By Orgad Kimchi on Apr 21, 2009
Yesterday Sun hosted the Israeli Association of Grid Technology (IGT) event "IGT Cloud Computing WG Meeting" at the Sun office in Herzeliya. During the event Nati Shalom, CTO GigaSpaces, Moshe Kaplan, CEO Rocketier , Haim Yadid, Performance Expert, ScalableJ, presented various cloud computing technologies,There were 50 attendees from a wide breadth of technology firms.
For more information regarding using Sun's cloud see http://www.sun.com/solutions/cloudcomputing/index.jsp .
meeting agenda :Auto-Scaling Your Existing Web Application Nati Shalom, CTO, Gigaspaces
In this session, will cover how to take a standard JEE web application and scale it out or down dynamically, without changes to the application code. Seeing as most web applications are over-provisioned to meet infrequent peak loads, this is a dramatic change, because it enables growing your application as needed, when needed, without paying for unutilized resources. Nati will discuss the challenges involved in dynamic scaling, such as ensuring the integrity and consistency of the application, how to keep the load-balancer in sync with servers' changing location, and how to maintain affinity and high availability of session information with the load balancer. If time permits, Nati will show a live demo of a Web 2.0 app scaling dynamically on the Amazon cloud.

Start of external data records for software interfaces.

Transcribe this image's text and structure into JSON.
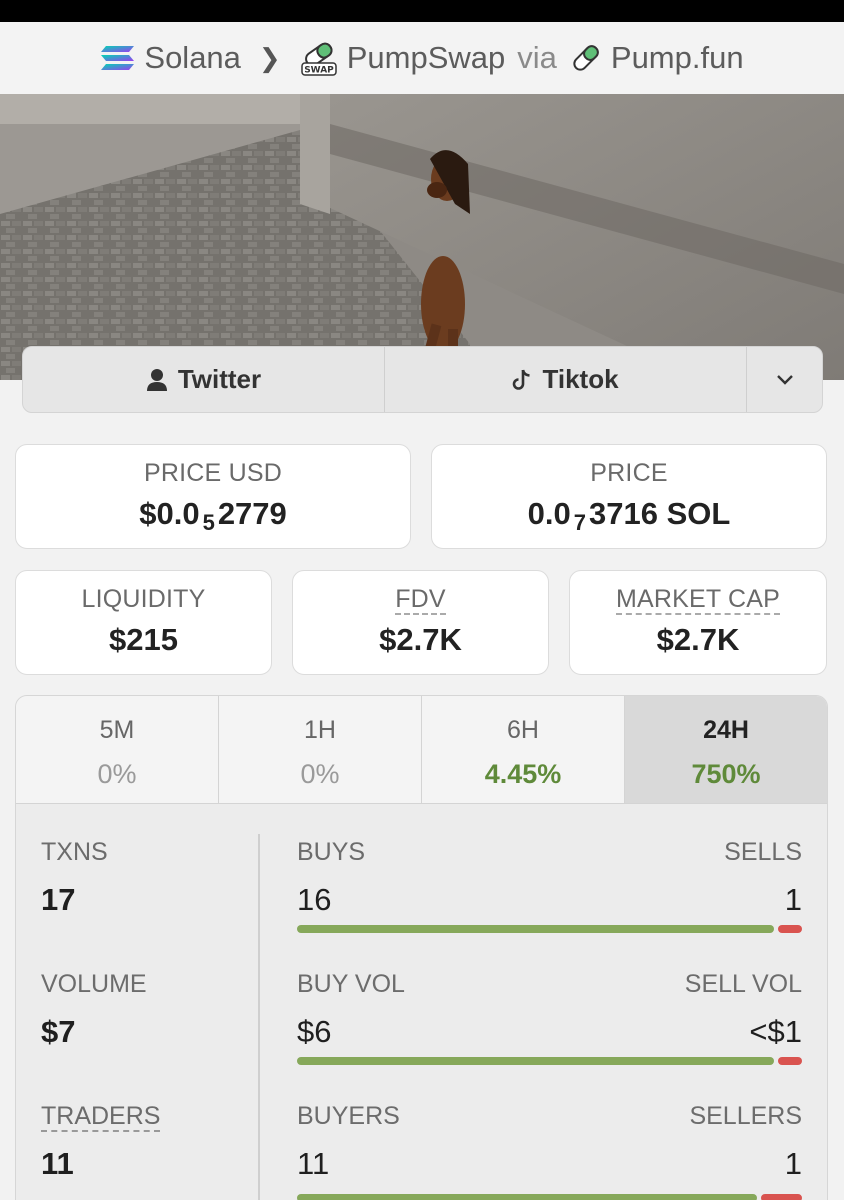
{
  "breadcrumb": {
    "chain": "Solana",
    "dex": "PumpSwap",
    "via": "via",
    "source": "Pump.fun",
    "dex_badge": "SWAP"
  },
  "banner": {
    "icon": "horse-photo-banner"
  },
  "social": {
    "twitter_label": "Twitter",
    "tiktok_label": "Tiktok"
  },
  "price": {
    "usd_label": "PRICE USD",
    "usd_prefix": "$0.0",
    "usd_zeros": "5",
    "usd_digits": "2779",
    "native_label": "PRICE",
    "native_prefix": "0.0",
    "native_zeros": "7",
    "native_digits": "3716 SOL"
  },
  "metrics": {
    "liquidity_label": "LIQUIDITY",
    "liquidity_value": "$215",
    "fdv_label": "FDV",
    "fdv_value": "$2.7K",
    "mcap_label": "MARKET CAP",
    "mcap_value": "$2.7K"
  },
  "timeframes": [
    {
      "label": "5M",
      "change": "0%"
    },
    {
      "label": "1H",
      "change": "0%"
    },
    {
      "label": "6H",
      "change": "4.45%"
    },
    {
      "label": "24H",
      "change": "750%"
    }
  ],
  "stats": {
    "txns_label": "TXNS",
    "txns_value": "17",
    "buys_label": "BUYS",
    "buys_value": "16",
    "sells_label": "SELLS",
    "sells_value": "1",
    "volume_label": "VOLUME",
    "volume_value": "$7",
    "buy_vol_label": "BUY VOL",
    "buy_vol_value": "$6",
    "sell_vol_label": "SELL VOL",
    "sell_vol_value": "<$1",
    "traders_label": "TRADERS",
    "traders_value": "11",
    "buyers_label": "BUYERS",
    "buyers_value": "11",
    "sellers_label": "SELLERS",
    "sellers_value": "1"
  },
  "colors": {
    "positive": "#5f8a3a",
    "buy_bar": "#86a85a",
    "sell_bar": "#d9534f"
  }
}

How your very large databases can work in the cloud computing world?
Moshe Kaplan, RockeTier, a performance expert and scale out architect
Cloud computing is famous for its flexibility, dynamic nature and ability to infinite growth. However, infinite growth means very large databases with billions of records in it. This leads us to a paradox: "How can weak servers support very large databases which usually require several CPUs and dedicated hardware?"
The Internet industry proved it can be done. These days many of the Internet giants, processing billions of events every day, are based on cloud computing architecture such and sharding. What is Sharding ? What kinds of Sharding can you implement? What are the best practices?
Utilizing the cloud for Performance Validation
Haim Yadid, Performance Expert, ScalableJ
Creating Loaded environment is crucial for software performance validation. Execution of such a simulated environment required usually great deal of hardware which is then left unused during most of the development cycle. In this short session I will suggest utilizing cloud computing for performance validation. I will present a case study where loaded environment used 12 machines on AWS for the duration of the test. This approach gives much more flexibility and reduces TCO dramatically. We will discuss the limitation of this approach and suggest means to address them.